● **Exercise requirements**:
Among the entries, which lines carry the string "rest"? Copy each of them.

[Given data Boundary: Start]

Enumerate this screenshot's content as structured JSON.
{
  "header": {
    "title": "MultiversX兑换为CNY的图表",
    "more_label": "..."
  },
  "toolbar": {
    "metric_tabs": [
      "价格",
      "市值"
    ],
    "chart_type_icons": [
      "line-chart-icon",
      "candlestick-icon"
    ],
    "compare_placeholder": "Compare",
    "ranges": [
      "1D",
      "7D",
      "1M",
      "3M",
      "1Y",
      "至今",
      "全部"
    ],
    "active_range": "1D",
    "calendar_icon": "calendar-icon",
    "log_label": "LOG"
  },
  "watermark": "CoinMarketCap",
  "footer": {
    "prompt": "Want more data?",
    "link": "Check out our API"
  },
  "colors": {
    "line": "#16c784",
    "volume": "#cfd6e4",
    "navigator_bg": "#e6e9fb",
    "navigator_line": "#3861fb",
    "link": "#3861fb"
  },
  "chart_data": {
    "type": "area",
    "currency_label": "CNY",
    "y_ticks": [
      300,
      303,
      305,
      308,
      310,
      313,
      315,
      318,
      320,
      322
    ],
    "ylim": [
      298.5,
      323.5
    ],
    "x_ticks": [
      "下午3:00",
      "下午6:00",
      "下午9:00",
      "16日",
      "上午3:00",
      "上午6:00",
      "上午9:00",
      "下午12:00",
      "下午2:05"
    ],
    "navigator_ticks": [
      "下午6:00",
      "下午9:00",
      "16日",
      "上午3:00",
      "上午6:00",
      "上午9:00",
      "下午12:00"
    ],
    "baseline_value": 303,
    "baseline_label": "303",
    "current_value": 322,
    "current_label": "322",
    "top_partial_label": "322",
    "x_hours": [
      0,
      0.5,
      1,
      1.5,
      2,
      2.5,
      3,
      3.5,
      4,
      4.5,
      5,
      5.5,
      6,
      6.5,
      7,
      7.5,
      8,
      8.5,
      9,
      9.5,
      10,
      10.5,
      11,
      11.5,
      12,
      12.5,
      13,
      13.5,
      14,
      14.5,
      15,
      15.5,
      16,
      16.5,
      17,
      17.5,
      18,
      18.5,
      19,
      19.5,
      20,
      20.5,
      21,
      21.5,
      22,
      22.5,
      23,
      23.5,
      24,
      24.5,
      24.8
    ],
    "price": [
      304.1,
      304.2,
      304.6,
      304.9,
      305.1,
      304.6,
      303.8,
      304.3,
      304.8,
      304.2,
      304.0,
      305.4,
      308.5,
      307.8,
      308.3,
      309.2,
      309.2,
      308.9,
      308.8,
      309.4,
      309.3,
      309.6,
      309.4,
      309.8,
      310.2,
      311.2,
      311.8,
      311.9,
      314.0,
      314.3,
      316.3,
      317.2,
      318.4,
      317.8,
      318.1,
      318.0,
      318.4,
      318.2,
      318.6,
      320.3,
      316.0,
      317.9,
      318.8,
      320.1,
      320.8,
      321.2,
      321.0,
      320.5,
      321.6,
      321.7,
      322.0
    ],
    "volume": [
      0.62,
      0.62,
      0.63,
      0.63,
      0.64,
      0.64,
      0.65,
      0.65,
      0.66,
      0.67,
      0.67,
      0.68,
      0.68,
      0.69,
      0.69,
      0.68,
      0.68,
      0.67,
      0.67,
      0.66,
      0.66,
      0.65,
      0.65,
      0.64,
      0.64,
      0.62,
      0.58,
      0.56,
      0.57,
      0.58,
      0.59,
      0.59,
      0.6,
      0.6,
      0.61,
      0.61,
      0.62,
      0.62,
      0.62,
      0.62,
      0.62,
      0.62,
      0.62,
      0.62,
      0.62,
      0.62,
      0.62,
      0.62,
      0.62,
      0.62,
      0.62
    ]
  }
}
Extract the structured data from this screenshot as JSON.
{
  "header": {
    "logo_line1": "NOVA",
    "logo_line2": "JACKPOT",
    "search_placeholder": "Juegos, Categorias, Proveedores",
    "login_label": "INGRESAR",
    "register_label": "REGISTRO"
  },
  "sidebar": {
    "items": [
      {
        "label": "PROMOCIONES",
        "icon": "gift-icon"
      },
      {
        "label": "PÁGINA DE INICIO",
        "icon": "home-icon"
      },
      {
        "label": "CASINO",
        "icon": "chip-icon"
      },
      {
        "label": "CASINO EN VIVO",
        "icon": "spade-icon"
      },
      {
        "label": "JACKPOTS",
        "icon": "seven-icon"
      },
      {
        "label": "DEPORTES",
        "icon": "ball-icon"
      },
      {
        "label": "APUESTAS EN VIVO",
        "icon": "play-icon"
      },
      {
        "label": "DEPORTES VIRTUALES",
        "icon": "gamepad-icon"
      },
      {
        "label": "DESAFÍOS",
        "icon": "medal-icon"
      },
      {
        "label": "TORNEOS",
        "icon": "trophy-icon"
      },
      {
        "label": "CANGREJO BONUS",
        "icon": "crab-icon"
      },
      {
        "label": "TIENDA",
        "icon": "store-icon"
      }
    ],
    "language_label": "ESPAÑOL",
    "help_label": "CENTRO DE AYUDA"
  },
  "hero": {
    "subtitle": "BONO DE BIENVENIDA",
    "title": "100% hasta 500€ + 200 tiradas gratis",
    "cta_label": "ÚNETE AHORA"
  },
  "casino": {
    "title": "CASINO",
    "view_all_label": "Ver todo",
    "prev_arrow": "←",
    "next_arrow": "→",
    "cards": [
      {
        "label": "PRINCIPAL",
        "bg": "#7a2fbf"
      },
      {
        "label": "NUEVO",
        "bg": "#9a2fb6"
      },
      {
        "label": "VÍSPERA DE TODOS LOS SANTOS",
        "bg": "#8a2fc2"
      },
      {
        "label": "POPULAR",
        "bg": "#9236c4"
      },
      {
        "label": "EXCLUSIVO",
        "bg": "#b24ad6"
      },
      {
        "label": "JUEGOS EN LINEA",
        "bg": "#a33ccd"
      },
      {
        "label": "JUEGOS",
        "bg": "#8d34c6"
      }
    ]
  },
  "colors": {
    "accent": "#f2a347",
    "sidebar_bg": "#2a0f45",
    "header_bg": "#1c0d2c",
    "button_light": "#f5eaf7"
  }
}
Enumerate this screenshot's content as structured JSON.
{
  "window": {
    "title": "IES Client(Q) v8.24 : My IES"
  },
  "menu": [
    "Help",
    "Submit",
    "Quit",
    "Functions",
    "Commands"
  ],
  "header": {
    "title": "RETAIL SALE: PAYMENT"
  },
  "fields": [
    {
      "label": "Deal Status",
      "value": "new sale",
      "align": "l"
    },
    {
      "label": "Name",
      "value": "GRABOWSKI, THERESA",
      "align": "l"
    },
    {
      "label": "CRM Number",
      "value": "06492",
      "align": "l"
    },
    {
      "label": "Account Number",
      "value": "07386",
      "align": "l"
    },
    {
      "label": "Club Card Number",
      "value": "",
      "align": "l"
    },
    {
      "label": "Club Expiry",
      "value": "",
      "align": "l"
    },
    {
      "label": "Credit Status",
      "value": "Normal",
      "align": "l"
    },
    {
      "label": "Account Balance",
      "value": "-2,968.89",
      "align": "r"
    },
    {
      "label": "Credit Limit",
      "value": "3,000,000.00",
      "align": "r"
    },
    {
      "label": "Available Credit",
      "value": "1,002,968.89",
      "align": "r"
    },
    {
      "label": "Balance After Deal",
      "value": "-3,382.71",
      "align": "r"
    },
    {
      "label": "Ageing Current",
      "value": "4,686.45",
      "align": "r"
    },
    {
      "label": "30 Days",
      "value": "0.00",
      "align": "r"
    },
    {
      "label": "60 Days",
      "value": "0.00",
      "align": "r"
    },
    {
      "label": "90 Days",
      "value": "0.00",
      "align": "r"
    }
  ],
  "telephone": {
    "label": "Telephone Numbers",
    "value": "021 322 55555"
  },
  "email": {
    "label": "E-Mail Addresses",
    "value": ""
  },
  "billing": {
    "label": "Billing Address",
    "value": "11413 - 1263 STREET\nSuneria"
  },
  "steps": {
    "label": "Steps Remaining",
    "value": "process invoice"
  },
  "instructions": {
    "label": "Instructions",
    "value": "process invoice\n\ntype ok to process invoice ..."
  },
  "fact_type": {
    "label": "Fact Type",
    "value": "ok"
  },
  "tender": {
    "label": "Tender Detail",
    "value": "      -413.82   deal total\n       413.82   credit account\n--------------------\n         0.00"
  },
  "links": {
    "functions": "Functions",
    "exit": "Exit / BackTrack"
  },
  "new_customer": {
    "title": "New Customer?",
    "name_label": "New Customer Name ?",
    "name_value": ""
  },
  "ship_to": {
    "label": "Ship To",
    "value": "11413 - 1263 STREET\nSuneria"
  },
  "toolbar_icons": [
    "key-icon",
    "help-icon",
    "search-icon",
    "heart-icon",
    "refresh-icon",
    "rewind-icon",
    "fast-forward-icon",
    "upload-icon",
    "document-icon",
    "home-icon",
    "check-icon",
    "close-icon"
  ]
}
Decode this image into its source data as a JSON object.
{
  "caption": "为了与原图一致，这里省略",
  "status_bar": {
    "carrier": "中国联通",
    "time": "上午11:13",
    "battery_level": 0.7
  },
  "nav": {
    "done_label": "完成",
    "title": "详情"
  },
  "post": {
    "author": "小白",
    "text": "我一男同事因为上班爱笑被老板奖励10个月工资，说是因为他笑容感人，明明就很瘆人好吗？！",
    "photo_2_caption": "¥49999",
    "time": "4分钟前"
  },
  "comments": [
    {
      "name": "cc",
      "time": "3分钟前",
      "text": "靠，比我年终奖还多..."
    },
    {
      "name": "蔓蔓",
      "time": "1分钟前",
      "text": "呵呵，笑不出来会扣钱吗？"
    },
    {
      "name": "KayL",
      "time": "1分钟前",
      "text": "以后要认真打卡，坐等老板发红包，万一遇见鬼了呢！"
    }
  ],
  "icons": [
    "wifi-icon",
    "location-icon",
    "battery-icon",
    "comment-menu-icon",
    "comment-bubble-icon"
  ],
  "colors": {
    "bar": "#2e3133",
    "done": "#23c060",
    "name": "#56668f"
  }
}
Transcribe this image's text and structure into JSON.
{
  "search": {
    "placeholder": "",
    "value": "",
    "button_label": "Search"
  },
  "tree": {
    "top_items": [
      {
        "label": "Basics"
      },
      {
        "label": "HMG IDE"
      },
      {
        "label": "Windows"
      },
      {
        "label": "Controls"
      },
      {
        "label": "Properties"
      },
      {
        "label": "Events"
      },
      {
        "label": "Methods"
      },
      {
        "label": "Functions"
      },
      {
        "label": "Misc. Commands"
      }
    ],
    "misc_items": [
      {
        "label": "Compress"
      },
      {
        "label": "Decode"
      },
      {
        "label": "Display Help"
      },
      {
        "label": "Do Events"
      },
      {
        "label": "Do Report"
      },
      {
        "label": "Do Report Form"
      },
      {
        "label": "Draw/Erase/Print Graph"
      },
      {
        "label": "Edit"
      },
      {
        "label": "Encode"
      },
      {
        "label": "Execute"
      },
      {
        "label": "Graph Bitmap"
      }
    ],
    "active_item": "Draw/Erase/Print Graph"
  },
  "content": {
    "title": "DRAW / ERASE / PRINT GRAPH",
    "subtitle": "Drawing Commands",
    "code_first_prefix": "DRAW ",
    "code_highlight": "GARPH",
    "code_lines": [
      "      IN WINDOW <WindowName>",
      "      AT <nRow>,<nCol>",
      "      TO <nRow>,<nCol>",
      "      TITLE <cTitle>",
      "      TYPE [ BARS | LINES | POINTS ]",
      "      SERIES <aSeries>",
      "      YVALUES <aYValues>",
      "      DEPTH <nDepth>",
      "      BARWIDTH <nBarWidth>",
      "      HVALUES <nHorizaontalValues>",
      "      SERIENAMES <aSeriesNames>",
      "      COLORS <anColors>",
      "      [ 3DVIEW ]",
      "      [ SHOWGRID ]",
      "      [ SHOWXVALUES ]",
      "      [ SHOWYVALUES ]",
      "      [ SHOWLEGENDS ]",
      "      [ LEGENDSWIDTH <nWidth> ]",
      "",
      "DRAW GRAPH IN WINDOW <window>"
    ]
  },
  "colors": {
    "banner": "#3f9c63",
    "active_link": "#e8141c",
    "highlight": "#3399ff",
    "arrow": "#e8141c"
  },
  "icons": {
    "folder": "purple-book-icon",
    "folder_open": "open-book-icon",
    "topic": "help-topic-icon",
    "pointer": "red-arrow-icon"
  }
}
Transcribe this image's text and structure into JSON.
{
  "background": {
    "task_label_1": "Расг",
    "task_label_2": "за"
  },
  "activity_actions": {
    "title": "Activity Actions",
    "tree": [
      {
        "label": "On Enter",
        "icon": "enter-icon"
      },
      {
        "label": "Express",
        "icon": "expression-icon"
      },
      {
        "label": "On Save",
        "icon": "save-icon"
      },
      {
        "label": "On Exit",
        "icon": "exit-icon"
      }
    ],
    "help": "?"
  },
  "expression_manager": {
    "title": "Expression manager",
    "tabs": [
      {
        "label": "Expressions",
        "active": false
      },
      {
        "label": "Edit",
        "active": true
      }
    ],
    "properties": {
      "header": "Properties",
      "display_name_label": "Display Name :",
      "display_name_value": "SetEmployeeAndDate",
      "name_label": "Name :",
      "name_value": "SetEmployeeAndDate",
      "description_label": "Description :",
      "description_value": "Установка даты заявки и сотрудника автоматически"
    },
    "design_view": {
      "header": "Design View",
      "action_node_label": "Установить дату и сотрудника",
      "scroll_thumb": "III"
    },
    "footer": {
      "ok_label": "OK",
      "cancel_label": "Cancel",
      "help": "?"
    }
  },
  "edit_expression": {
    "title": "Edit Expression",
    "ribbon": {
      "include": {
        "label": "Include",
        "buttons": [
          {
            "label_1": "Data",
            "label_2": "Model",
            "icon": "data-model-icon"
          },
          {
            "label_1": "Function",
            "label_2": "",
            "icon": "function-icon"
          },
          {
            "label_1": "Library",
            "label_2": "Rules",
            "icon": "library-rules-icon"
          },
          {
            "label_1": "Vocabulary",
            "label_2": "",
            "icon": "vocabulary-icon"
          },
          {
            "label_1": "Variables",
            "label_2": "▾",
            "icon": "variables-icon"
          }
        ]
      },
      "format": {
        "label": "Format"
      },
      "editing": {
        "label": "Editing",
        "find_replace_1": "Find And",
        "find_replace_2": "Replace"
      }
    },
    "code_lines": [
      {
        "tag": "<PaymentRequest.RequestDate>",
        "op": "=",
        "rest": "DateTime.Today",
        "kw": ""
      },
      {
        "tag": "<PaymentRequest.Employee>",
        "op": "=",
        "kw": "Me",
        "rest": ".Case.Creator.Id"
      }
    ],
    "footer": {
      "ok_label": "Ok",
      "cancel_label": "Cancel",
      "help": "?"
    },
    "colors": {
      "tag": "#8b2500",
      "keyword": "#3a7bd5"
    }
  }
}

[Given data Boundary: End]

● **Result for this task**:
        "rest": "DateTime.Today",
        "rest": ".Case.Creator.Id"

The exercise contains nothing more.